Watch and learn from our Tour winners this summer

Over the next month, fans will be treated to an unprecedented homecoming of local stars who have won big in 2014 where it matters most – on the PGA Tour.

We may not have picked up a Major this year and our second highest ranked player – Jason Day – will be missing in action as he nurses his body back to health, but the array of stars who will appear in our big events before Christmas have between them captured the largest bounty of trophies in a single year by a group of Australians on Tour.

Adam Scott Adam Scott (Credit:

Headed by world number two Adam Scott, who will defend titles at the Beteasy Masters at Metropolitan and the Australian PGA Championship at RACV Royal Pines, six Australian players won in the U.S. beginning with Day’s heady victory in the WGC-Matchplay Championship in February.

John Senden won shortly after at the Valspar Championship in Florida, Stephen Bowditch followed suit two weeks later at the Texas Open and Matt Jones backed it up the following week with a miraculous pitch into the hole to win the Houston Open.

Scott also won in Texas at the Crowne Plaza Invitational and Geoff Ogilvy returned to the winner’s list at the Barracuda Championship in Reno right before the FedEx Cup Playoffs.

Only Marc Leishman among the top tier of our best ranked players missed out in 2014, although the big Victorian won’t be missing from the winning circle for too long.

All except Day will be on show at one or more of the big events on our schedule and when you factor in veterans Stuart Appleby, Greg Chalmers, Robert Allenby and Brendan Jones, the next month or so is an opportunity not to be lost for Australian golf fans.

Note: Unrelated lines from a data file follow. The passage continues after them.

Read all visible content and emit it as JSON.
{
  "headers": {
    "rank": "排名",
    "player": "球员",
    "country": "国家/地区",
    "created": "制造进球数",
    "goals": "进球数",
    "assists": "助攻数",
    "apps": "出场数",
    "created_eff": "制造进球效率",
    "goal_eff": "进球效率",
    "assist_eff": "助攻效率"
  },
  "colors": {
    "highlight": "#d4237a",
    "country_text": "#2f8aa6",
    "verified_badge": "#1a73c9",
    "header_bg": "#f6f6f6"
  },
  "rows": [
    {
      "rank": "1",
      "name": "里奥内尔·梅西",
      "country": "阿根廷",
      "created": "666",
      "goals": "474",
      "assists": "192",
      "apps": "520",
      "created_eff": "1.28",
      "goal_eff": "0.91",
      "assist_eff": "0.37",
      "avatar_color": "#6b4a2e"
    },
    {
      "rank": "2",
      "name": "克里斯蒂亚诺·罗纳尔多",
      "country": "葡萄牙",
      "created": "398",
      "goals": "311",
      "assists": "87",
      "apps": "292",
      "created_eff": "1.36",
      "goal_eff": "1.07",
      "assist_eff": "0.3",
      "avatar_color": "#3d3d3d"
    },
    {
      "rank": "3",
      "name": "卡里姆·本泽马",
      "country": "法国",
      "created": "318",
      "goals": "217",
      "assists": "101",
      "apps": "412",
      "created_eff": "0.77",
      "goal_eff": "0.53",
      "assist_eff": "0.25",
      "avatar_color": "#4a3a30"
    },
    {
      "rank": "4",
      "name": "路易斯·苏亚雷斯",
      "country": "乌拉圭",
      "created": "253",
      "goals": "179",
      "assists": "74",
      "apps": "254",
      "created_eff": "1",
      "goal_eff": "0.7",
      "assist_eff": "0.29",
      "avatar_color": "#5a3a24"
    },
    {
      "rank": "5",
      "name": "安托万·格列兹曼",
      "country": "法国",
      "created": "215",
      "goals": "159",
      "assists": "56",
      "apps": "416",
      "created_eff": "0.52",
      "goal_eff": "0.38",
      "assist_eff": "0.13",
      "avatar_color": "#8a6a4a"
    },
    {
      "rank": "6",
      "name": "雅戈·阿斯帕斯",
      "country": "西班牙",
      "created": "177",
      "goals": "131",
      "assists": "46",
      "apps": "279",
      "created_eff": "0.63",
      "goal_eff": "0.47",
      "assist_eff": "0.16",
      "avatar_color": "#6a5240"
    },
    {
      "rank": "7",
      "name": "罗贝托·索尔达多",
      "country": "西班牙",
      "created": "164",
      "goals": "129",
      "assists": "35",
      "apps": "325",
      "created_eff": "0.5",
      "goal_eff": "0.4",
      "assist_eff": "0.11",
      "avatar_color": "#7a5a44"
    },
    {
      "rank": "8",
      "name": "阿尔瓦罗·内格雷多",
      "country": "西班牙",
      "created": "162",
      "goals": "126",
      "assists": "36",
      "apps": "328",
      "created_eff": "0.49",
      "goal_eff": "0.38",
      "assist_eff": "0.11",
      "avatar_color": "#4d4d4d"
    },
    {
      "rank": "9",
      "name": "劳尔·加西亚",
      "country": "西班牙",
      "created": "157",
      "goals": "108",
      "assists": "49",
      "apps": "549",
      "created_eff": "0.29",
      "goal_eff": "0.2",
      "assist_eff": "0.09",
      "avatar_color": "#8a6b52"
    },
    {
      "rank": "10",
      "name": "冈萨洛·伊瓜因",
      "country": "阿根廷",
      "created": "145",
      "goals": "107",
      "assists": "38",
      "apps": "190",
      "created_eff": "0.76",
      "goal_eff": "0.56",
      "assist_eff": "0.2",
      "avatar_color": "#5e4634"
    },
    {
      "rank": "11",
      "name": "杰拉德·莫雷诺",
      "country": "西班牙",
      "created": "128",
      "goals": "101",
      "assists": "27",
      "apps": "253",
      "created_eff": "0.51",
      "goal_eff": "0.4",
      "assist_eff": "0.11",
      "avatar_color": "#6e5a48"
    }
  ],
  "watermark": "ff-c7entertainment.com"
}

Getting up close to watch players of this calibre as they do battle with world number one Rory McIlroy and American star Jordan Spieth at the Australian Open, for instance, is not only going to be great entertainment but a priceless opportunity to learn what it takes to compete against the best in the world.

It’s also a goldmine in terms of tips to improve our own games – if you watch and listen carefully.

All have different approaches to the game, different swing speeds and body shapes, all of them putt the ball in different fashions and have various practice routines. No matter your age, hang around these guys at the range and on the putting green and soak it all up.

Watch and admire their swing tempos, the acceleration through the ball at impact, the lack of extraneous movements in their golf swings and chipping actions, analyse their course management and decision making processes.

There’s no doubting Adam Scott’s swing – and you can bet your life he’ll be in a ‘World No. 1 and 2’ pairing with McIlroy in Sydney – is one to marvel but make sure you take the kids down to see the underrated Senden’s languid yet powerful motion too.

Senden never looks to hit any shot at more than 75% of his capacity, although coach Ian Triggs assures that he has plenty up his sleeve when he needs it.

Sydney boy Matt Jones is an exercise in picking his shot and getting on with the job quickly, not second guessing himself and letting doubt creep in.

Steve Bowditch’s quick rhythm and textbook chipping and putting techniques are a contrast in style to Geoff Ogilvy’s tall, willowy action, although he too possesses exquisite chipping and pitching skills. You don’t win a U.S. Open and three World Golf Championships without them.

McIlroy, Scott and Spieth will quite rightly dominate headlines and the lion’s share of galleries at the Australian Open but don’t forget the support acts this year as the tournaments move from Melbourne to Sydney and finally to the Gold Coast.

There are world class offerings at each event this summer and Australian fans should be out in numbers, proud that the vast majority of them are from our shores.